Still, the Monarchs posted some impressive victories during the first month of the season, splitting a season-opening double-header against El Toro and later beating Cypress and Loyola, teams that were ranked in the top 10 in CIF-SS Division I during March.

Mater Dei also flew to North Carolina to compete in the prestigious USA Baseball National High School Invitational, a tournament the Monarchs won in 2012 and 2013. They went 2-2 this time around, but the younger players gained valuable experience that should benefit them when Trinity League play begins April 12 at Servite.

“The Trinity League is one of the toughest conferences for high school baseball in the country, year in and year out.” Stephen says. “All the teams in the Trinity League compete and they put out good players, they put out good teams.”

Stephen might just be this spring’s cream of the crop.

 

AN ENGINEERING EYEFUL

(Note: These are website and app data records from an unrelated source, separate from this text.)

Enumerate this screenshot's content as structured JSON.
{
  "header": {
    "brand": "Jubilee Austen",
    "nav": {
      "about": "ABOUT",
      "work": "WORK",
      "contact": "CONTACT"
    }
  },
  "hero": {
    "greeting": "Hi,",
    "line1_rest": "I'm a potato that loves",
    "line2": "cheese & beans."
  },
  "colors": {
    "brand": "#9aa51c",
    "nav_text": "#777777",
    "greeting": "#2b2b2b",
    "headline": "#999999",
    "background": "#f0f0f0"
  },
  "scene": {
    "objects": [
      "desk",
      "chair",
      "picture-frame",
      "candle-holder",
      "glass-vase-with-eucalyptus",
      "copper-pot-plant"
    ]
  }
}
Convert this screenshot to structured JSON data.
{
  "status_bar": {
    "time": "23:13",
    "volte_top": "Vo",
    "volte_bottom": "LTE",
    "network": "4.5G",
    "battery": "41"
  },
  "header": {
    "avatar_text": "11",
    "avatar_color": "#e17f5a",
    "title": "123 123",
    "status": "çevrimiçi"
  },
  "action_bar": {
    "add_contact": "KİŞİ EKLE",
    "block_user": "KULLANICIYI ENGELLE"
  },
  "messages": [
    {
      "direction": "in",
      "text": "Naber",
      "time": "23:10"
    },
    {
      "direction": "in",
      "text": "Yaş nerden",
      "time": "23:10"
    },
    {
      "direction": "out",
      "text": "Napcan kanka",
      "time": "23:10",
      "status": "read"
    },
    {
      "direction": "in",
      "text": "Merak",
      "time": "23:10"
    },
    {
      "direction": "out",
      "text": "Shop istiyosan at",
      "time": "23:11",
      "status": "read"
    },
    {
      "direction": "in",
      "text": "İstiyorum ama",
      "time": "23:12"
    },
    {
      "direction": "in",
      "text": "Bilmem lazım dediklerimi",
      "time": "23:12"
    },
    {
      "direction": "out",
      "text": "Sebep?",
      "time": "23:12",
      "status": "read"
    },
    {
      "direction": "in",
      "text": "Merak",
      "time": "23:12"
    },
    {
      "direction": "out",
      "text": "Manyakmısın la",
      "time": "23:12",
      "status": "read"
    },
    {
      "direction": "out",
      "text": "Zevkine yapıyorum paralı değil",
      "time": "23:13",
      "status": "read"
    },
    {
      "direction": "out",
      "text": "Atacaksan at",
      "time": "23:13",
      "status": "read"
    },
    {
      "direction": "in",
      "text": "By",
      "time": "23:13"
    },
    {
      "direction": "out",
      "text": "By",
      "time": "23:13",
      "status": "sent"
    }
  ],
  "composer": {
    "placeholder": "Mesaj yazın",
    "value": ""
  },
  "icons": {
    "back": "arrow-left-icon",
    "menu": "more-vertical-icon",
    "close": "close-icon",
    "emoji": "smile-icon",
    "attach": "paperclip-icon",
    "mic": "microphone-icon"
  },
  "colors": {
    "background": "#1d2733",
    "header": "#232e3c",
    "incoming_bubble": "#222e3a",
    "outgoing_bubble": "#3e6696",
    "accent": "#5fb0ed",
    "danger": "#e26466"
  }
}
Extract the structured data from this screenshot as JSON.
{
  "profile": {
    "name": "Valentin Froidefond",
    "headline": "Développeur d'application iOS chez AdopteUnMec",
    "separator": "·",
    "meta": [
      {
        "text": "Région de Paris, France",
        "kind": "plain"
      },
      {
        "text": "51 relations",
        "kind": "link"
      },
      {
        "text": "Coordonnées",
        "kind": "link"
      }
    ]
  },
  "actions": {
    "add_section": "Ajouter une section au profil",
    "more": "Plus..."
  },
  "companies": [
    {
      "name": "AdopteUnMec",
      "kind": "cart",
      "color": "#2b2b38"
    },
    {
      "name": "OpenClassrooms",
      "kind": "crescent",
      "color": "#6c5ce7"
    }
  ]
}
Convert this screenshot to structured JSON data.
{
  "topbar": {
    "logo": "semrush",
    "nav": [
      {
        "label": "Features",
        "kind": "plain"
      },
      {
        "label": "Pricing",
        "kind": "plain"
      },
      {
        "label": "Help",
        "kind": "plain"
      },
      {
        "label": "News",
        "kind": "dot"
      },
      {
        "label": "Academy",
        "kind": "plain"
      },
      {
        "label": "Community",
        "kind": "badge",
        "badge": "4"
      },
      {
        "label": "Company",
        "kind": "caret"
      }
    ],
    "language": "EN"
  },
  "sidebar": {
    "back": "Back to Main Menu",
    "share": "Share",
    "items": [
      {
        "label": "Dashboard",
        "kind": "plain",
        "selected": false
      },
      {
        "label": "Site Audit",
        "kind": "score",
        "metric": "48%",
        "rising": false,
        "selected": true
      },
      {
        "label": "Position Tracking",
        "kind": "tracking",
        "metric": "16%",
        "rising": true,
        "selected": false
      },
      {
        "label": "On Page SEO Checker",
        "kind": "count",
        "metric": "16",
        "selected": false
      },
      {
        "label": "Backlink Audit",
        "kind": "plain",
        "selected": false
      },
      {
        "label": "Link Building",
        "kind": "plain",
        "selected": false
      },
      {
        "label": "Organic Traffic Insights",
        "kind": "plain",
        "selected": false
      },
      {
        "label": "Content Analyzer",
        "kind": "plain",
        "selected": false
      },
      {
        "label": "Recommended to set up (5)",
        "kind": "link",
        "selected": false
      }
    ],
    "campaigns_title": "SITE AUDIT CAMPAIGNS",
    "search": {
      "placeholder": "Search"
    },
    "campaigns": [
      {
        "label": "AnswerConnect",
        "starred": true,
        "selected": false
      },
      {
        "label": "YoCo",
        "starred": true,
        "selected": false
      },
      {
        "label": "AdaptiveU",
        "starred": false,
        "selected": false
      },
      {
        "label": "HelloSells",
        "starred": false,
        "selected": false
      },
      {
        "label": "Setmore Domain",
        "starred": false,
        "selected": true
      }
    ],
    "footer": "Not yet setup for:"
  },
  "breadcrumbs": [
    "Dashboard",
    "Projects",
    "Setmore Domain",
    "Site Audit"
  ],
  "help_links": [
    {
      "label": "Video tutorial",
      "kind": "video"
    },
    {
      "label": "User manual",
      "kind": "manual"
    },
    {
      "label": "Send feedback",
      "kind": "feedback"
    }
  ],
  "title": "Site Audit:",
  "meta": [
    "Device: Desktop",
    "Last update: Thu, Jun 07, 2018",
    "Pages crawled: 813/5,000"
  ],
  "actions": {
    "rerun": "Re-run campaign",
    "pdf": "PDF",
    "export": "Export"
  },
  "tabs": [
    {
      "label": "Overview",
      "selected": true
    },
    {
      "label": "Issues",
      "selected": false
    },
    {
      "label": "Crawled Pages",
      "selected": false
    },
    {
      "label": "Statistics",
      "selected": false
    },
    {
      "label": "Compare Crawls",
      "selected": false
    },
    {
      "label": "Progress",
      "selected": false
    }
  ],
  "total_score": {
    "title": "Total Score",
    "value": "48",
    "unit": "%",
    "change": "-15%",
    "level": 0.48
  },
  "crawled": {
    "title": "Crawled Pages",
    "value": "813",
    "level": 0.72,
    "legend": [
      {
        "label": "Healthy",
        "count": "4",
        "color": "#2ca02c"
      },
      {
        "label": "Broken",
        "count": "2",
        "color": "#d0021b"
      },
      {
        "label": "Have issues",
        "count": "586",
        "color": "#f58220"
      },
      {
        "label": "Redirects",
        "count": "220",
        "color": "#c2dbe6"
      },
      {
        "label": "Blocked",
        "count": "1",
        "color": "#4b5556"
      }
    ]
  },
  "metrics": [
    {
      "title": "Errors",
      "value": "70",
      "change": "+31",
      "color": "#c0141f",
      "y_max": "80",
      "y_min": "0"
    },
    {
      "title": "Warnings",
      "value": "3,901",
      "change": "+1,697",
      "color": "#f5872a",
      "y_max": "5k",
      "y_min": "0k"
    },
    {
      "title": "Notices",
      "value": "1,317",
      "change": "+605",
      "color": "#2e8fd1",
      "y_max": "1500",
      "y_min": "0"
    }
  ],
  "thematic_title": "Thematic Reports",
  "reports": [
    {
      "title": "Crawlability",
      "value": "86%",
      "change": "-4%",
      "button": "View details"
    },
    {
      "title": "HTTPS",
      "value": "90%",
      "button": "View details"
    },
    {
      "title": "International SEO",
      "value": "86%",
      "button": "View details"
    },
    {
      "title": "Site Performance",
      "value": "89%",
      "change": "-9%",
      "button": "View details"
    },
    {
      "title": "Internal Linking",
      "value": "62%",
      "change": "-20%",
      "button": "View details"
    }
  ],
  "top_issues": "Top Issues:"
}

GARDEN GROVE — The Christ Cathedral campus became a huge outdoor classroom Oct. 29 when a group of engineering students from USC spent an afternoon touring the grounds and studying the engineering and design elements of three of the campus’ iconic buildings.

“This campus is incredibly unique,” said Mina Chow, a lecturer in the USC School of Architecture who teaches a class titled Architecture for Engineers, from where the students were drawn. “Where else in the United States do you have three of America’s top architects building buildings next to each other? It’s definitely worth the drive down. You can’t help but be inspired.”

Chow and her students visited Christ Cathedral, designed by Philip Johnson, the Tower of Hope, designed by Richard Neutra, and the campus’ Cultural Center, designed by Richard Meier. The interdisciplinary class, she said, is offered through USC’s Viterbi School of Engineering’s Building Science Program but is taught by architecture professors. On the campus visit, the students were guided by Robert Neal, the first Chief Operating Officer of the Christ Catholic Cathedral Corporation and now a member of the Architecture and Renovation Committee.

“We want to show students what it’s going to be like working with architects who do new and innovative things,” said Chow. “Technology is pushing the limits of construction and challenging us to be building in new ways, so I want our engineering students to understand what’s happening.”

The cathedral, the tower and the center all display “a lot of integration of architecture and engineering,” said Chow. “You can see how beautifully it marries together.”

The students, she said, “were awe-struck. You could see it on their faces. That’s my job: to figure out how to inspire them by showing what they’re capable of doing and letting them run with it. Taking them to sites like this is part of that. You have to show them things that allow their imaginations to go.”